§ **Your objective**: The expected output is a copy of every line in the records with the string "value".

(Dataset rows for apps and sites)
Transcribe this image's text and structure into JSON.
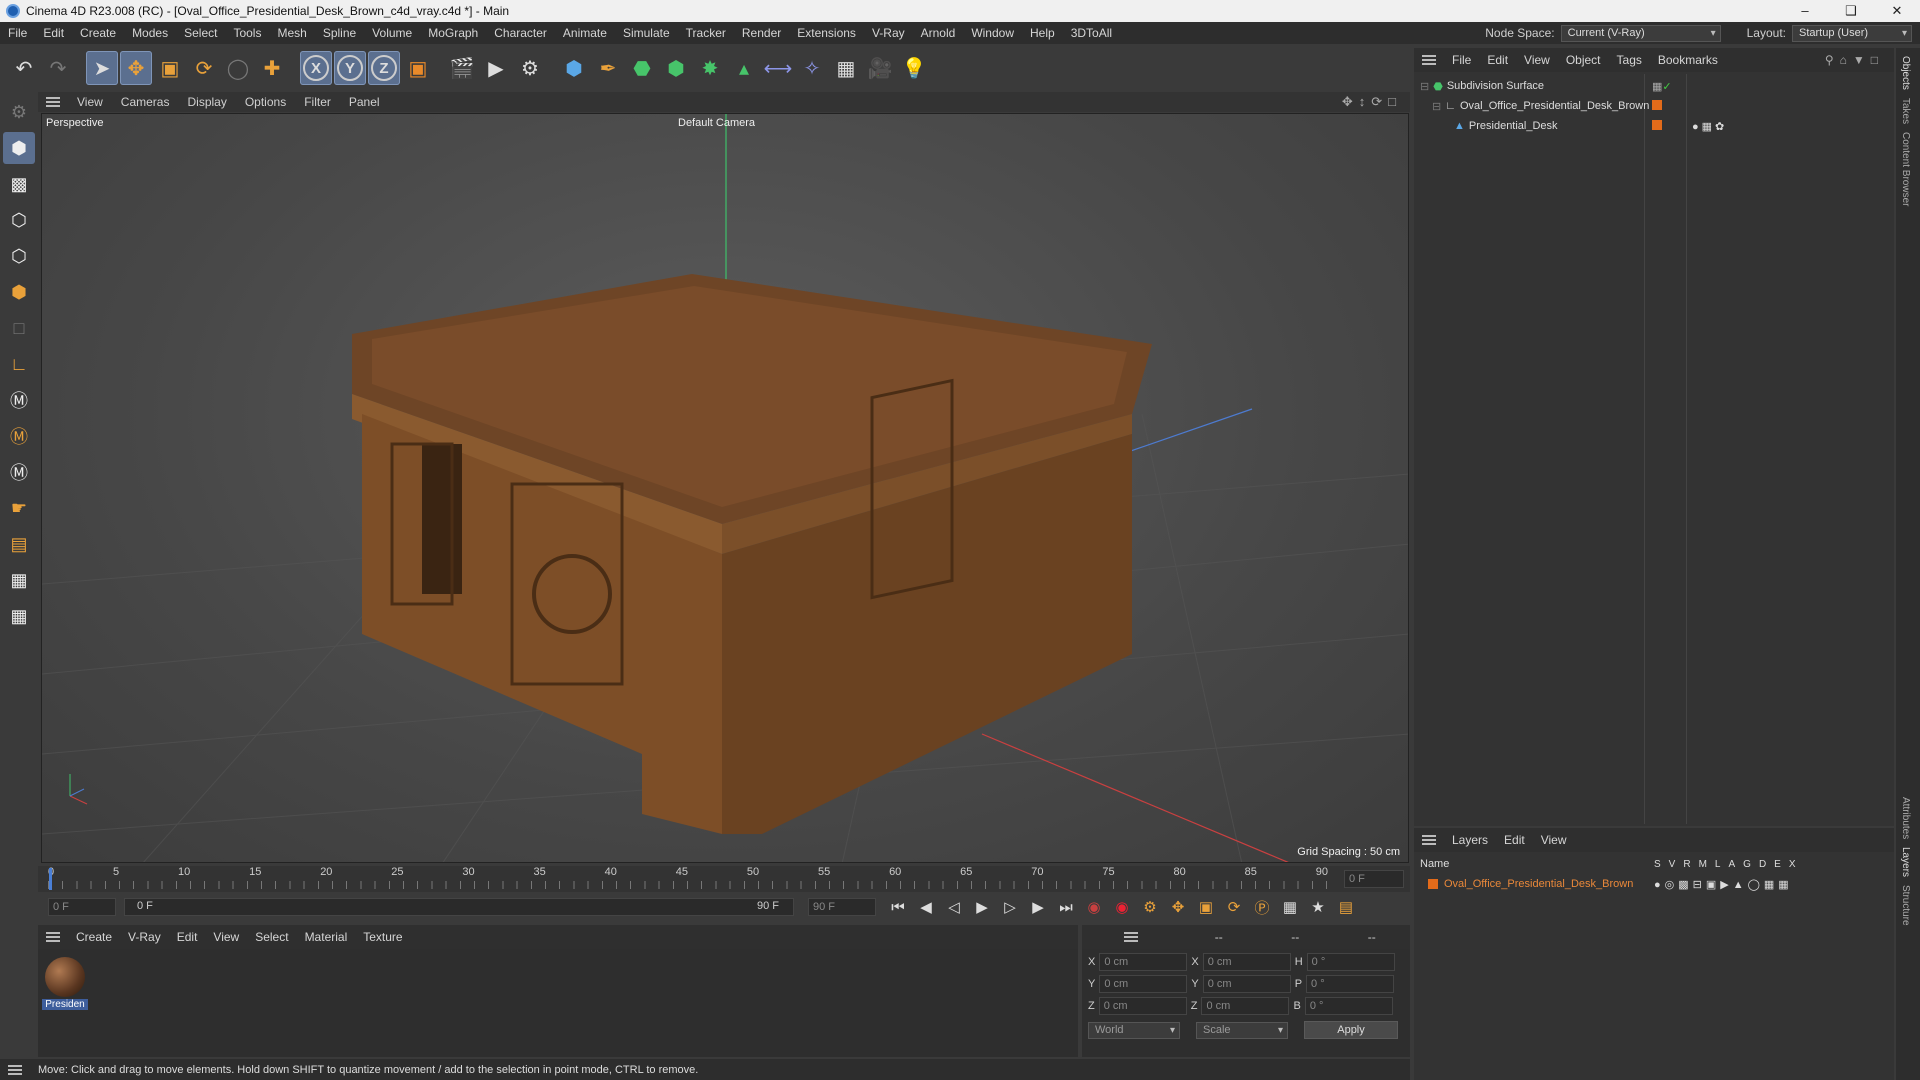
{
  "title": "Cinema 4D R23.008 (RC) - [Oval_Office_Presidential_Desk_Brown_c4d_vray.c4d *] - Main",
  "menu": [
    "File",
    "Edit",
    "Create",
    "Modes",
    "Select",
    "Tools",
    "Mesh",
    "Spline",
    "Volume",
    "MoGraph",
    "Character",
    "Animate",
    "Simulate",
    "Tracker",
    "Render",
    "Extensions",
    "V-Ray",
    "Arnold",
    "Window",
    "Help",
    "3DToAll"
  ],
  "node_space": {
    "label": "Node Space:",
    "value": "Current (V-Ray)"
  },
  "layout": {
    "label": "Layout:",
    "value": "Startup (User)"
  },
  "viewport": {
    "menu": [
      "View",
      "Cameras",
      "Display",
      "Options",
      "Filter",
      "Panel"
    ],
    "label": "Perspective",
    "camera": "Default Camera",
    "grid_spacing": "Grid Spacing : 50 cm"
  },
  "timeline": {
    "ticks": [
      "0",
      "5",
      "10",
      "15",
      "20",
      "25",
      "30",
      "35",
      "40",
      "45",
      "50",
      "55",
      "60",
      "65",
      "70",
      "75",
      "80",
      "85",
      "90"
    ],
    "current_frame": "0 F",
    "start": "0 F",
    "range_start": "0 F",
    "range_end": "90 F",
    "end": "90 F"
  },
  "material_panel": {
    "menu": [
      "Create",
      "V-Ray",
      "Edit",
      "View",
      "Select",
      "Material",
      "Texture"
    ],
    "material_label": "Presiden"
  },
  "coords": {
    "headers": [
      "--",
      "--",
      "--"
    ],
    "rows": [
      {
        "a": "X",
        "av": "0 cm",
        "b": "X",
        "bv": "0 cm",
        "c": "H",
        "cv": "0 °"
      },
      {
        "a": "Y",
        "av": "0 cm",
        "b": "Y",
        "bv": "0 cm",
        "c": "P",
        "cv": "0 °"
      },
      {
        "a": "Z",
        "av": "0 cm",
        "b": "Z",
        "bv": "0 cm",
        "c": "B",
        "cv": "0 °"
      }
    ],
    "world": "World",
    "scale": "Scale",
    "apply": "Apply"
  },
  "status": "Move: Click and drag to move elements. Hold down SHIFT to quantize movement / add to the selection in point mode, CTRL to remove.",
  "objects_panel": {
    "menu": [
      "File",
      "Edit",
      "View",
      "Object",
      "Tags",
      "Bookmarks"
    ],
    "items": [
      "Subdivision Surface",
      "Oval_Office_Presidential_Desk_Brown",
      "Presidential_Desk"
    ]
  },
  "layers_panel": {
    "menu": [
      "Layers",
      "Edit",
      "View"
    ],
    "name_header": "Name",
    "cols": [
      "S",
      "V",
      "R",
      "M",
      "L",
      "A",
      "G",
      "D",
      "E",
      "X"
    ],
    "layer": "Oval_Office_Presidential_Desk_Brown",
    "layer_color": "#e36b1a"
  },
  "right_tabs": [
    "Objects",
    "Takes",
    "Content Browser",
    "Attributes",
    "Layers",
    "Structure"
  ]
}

§ **Answer to the problem**:
    "value": "Current (V-Ray)"
    "value": "Startup (User)"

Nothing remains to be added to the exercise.